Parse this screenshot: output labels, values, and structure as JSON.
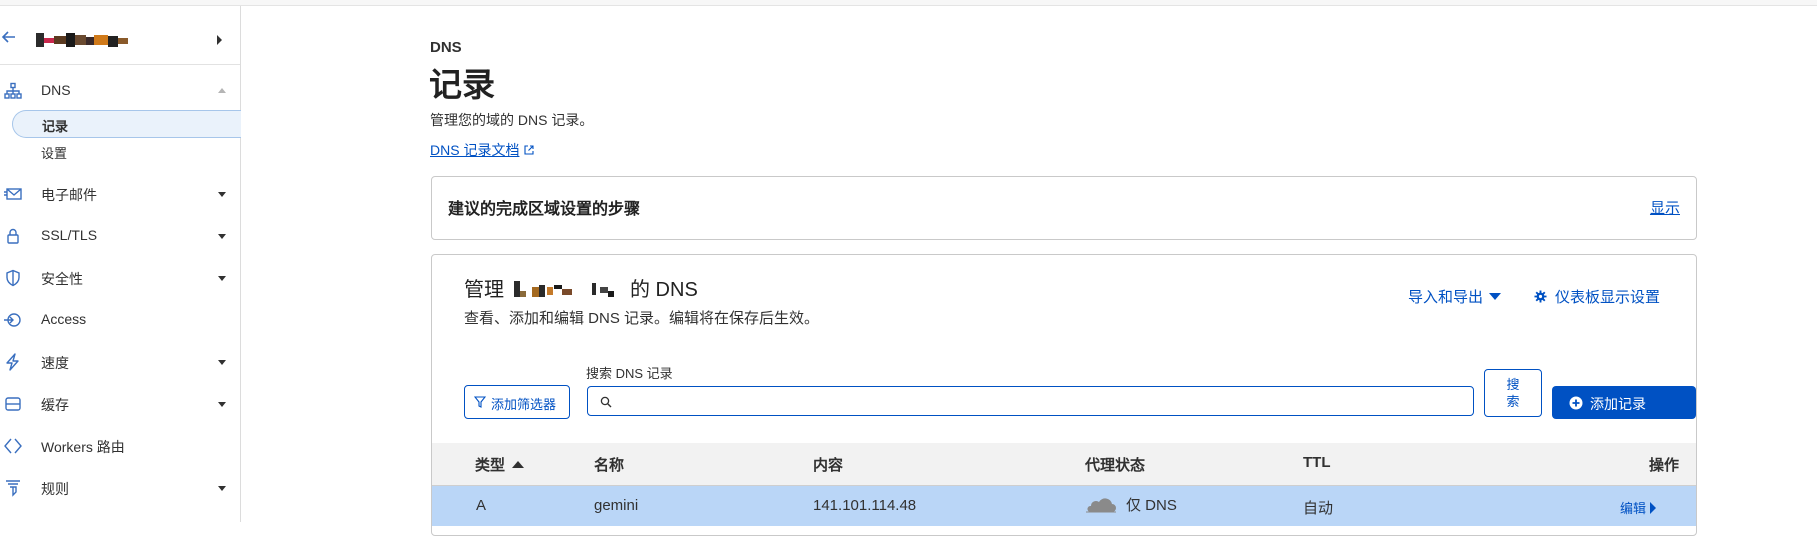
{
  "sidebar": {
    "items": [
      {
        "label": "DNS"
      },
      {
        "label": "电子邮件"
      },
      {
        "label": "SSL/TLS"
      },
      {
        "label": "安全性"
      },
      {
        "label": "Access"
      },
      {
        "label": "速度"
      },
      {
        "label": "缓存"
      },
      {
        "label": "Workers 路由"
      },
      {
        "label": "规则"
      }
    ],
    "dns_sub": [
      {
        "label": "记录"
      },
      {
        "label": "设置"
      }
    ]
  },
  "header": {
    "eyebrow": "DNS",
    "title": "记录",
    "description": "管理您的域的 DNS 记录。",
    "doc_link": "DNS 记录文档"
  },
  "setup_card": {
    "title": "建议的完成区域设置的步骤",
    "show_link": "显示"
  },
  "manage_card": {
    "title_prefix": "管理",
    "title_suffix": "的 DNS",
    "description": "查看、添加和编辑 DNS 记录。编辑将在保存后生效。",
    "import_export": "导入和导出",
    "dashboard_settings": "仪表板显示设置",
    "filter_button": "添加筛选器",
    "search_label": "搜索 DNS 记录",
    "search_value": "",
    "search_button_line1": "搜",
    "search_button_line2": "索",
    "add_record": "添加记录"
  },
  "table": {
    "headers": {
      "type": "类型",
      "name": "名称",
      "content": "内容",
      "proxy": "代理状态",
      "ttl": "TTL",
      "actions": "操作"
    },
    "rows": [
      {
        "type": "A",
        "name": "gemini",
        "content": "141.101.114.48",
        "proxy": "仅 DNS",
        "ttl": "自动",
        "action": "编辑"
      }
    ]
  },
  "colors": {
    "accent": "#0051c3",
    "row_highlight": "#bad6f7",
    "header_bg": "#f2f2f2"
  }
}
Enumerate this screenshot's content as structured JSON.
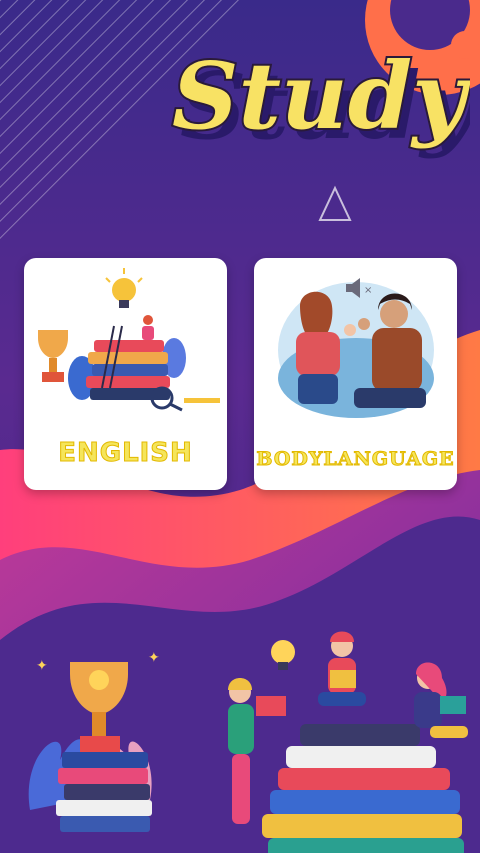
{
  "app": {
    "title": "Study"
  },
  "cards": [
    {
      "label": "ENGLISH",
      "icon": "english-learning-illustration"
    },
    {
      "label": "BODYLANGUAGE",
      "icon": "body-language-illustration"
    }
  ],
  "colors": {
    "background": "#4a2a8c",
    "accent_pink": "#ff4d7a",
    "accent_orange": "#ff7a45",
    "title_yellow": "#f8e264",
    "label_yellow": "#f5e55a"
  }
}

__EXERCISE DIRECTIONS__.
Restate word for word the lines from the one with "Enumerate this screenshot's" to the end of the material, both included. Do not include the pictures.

__RESULT OF THIS TASK__.
Enumerate this screenshot's content as structured JSON.
{
  "app": {
    "title": "Study"
  },
  "cards": [
    {
      "label": "ENGLISH",
      "icon": "english-learning-illustration"
    },
    {
      "label": "BODYLANGUAGE",
      "icon": "body-language-illustration"
    }
  ],
  "colors": {
    "background": "#4a2a8c",
    "accent_pink": "#ff4d7a",
    "accent_orange": "#ff7a45",
    "title_yellow": "#f8e264",
    "label_yellow": "#f5e55a"
  }
}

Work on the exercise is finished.